Feeding with Calma®
Calma: Designed exclusively for breastmilk feeding, Calma is designed to complement, not replace, the breast as the primary source of breastmilk and comfort for baby!
Helpful tips during feeding
- Place a small pillow on your lap to help support baby as needed.
- Put baby on his or her side with head slightly elevated, bottom towards your belly. 1, 2
- Baby’s head should be up, lined up with his or her body, and chin slightly forward.3
- Baby’s arms and shoulders should be forward and rounded.4
- Tickle baby’s top lip with the nipple and stroke downward, trying to tease out the tongue.4
- Promptly place the nipple into baby’s mouth and watch for lips to flange outward on the wider part of the nipple.5, 6
- Listen for swallowing as baby sucks.4
- Halfway through the feeding, turn baby to the other side. Alternatively, baby can sit upright with back rounded and elbows forward.4
- Do not put baby on his or her back to feed.4, 7, 8
- If baby resists or does not begin sucking right away, try squeezing, and then releasing Calma while covering the opening with your finger. This will pull a few drops of milk down which may give the baby a little reward to get him started sucking.
- Point Calma up into the palate, then center on the tongue.
- Between sucking bursts, you may notice a few drops of milk spilling from baby’s mouth. This can occur in babies who have not yet mastered the ability to keep the tongue forward and around the teat while breathing between suck bursts.
- You can help baby overcome this by keeping his chin jutting outward rather than tucked against his chest.
- As your baby becomes comfortable with Calma, be patient and DON’T GIVE UP!
1Infants need to be cradled in the parent’s arms to promote comfort and safety. Caregivers should hold the bottle at a 45° angle to ensure the nipple is full of formula and to avoid excessive ingestion of air. Hancock, M. & Brown. J.(2010).

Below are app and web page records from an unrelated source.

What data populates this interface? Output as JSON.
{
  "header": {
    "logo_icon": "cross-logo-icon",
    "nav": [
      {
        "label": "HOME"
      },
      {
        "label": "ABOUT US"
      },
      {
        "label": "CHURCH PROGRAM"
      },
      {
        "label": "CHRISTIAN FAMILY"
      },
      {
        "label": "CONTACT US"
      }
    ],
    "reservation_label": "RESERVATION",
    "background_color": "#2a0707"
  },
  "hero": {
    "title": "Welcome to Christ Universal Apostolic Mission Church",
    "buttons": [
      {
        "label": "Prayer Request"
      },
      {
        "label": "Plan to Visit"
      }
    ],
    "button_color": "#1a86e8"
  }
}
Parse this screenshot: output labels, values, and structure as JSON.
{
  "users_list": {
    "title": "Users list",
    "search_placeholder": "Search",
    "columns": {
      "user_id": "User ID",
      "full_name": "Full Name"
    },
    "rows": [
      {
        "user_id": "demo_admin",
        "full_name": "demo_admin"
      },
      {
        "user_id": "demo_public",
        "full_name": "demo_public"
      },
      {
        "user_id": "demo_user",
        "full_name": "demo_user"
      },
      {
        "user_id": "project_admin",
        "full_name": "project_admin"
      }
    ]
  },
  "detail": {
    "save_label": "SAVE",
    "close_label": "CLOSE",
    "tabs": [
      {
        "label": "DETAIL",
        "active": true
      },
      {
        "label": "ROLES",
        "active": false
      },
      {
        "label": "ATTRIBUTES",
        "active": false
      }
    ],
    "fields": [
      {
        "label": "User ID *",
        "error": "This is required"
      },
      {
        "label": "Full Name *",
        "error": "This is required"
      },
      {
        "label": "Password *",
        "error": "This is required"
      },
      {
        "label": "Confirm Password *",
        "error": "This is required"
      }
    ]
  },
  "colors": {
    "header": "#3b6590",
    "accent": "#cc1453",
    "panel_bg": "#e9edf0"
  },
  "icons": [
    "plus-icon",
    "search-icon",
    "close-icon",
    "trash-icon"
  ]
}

“Prodding techniques to encourage sucking can increase the risk of aspiration,”
“Like Breast fed infants, bottle fed infants need to be held on alternate sides of the lap to expose them to different stimuli.”
The infant is positioned in the feeder’s arms or placed semi-upright in the lap and is held with the back cured slightly….” Wong p.358